Assignment – Your response should contain every record below, copied exactly.

Data extracts –
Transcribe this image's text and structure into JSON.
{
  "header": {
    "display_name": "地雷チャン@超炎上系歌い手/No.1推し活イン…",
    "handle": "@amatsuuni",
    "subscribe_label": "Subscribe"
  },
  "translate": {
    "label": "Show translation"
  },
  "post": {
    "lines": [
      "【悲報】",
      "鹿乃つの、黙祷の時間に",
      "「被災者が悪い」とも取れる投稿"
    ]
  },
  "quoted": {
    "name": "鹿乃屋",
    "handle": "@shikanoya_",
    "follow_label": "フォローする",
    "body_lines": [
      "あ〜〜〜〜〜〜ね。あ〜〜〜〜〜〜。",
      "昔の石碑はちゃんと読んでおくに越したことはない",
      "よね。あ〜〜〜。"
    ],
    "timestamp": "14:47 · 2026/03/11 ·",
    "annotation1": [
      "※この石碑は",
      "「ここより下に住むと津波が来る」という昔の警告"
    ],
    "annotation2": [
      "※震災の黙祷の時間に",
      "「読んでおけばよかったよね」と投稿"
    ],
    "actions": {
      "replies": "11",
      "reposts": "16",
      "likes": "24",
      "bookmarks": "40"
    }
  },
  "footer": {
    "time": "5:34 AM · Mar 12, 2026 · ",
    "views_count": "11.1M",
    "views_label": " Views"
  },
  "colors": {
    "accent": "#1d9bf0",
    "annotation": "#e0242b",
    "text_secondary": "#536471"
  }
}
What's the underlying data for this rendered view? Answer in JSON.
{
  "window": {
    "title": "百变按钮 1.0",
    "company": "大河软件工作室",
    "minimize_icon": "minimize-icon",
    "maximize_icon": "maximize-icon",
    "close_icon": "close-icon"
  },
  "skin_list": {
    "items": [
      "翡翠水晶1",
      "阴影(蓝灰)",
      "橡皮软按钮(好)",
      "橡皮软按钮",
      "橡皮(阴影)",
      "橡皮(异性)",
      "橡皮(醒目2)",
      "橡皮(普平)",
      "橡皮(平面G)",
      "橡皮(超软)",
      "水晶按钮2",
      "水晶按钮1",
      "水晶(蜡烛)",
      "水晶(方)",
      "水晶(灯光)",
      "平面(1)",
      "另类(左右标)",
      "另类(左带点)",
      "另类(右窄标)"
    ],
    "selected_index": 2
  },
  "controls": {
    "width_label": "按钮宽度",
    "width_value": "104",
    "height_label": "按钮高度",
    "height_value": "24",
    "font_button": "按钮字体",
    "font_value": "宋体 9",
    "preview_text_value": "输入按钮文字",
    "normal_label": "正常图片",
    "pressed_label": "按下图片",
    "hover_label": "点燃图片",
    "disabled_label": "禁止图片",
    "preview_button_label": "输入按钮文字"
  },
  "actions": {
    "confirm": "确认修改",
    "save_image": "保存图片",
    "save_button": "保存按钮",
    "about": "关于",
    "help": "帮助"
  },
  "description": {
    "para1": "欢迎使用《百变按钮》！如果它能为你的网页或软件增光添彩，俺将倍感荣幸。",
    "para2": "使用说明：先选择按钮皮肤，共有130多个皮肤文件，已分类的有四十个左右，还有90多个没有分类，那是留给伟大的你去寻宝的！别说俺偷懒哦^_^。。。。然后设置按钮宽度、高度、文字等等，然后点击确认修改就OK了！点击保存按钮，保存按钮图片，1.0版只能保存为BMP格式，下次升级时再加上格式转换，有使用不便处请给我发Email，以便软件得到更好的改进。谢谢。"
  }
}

Solution for this problem –
Transcribe this image's text and structure into JSON.
{
  "header": {
    "display_name": "地雷チャン@超炎上系歌い手/No.1推し活イン…",
    "handle": "@amatsuuni",
    "subscribe_label": "Subscribe"
  },
  "translate": {
    "label": "Show translation"
  },
  "post": {
    "lines": [
      "【悲報】",
      "鹿乃つの、黙祷の時間に",
      "「被災者が悪い」とも取れる投稿"
    ]
  },
  "quoted": {
    "name": "鹿乃屋",
    "handle": "@shikanoya_",
    "follow_label": "フォローする",
    "body_lines": [
      "あ〜〜〜〜〜〜ね。あ〜〜〜〜〜〜。",
      "昔の石碑はちゃんと読んでおくに越したことはない",
      "よね。あ〜〜〜。"
    ],
    "timestamp": "14:47 · 2026/03/11 ·",
    "annotation1": [
      "※この石碑は",
      "「ここより下に住むと津波が来る」という昔の警告"
    ],
    "annotation2": [
      "※震災の黙祷の時間に",
      "「読んでおけばよかったよね」と投稿"
    ],
    "actions": {
      "replies": "11",
      "reposts": "16",
      "likes": "24",
      "bookmarks": "40"
    }
  },
  "footer": {
    "time": "5:34 AM · Mar 12, 2026 · ",
    "views_count": "11.1M",
    "views_label": " Views"
  },
  "colors": {
    "accent": "#1d9bf0",
    "annotation": "#e0242b",
    "text_secondary": "#536471"
  }
}
What's the underlying data for this rendered view? Answer in JSON.
{
  "window": {
    "title": "百变按钮 1.0",
    "company": "大河软件工作室",
    "minimize_icon": "minimize-icon",
    "maximize_icon": "maximize-icon",
    "close_icon": "close-icon"
  },
  "skin_list": {
    "items": [
      "翡翠水晶1",
      "阴影(蓝灰)",
      "橡皮软按钮(好)",
      "橡皮软按钮",
      "橡皮(阴影)",
      "橡皮(异性)",
      "橡皮(醒目2)",
      "橡皮(普平)",
      "橡皮(平面G)",
      "橡皮(超软)",
      "水晶按钮2",
      "水晶按钮1",
      "水晶(蜡烛)",
      "水晶(方)",
      "水晶(灯光)",
      "平面(1)",
      "另类(左右标)",
      "另类(左带点)",
      "另类(右窄标)"
    ],
    "selected_index": 2
  },
  "controls": {
    "width_label": "按钮宽度",
    "width_value": "104",
    "height_label": "按钮高度",
    "height_value": "24",
    "font_button": "按钮字体",
    "font_value": "宋体 9",
    "preview_text_value": "输入按钮文字",
    "normal_label": "正常图片",
    "pressed_label": "按下图片",
    "hover_label": "点燃图片",
    "disabled_label": "禁止图片",
    "preview_button_label": "输入按钮文字"
  },
  "actions": {
    "confirm": "确认修改",
    "save_image": "保存图片",
    "save_button": "保存按钮",
    "about": "关于",
    "help": "帮助"
  },
  "description": {
    "para1": "欢迎使用《百变按钮》！如果它能为你的网页或软件增光添彩，俺将倍感荣幸。",
    "para2": "使用说明：先选择按钮皮肤，共有130多个皮肤文件，已分类的有四十个左右，还有90多个没有分类，那是留给伟大的你去寻宝的！别说俺偷懒哦^_^。。。。然后设置按钮宽度、高度、文字等等，然后点击确认修改就OK了！点击保存按钮，保存按钮图片，1.0版只能保存为BMP格式，下次升级时再加上格式转换，有使用不便处请给我发Email，以便软件得到更好的改进。谢谢。"
  }
}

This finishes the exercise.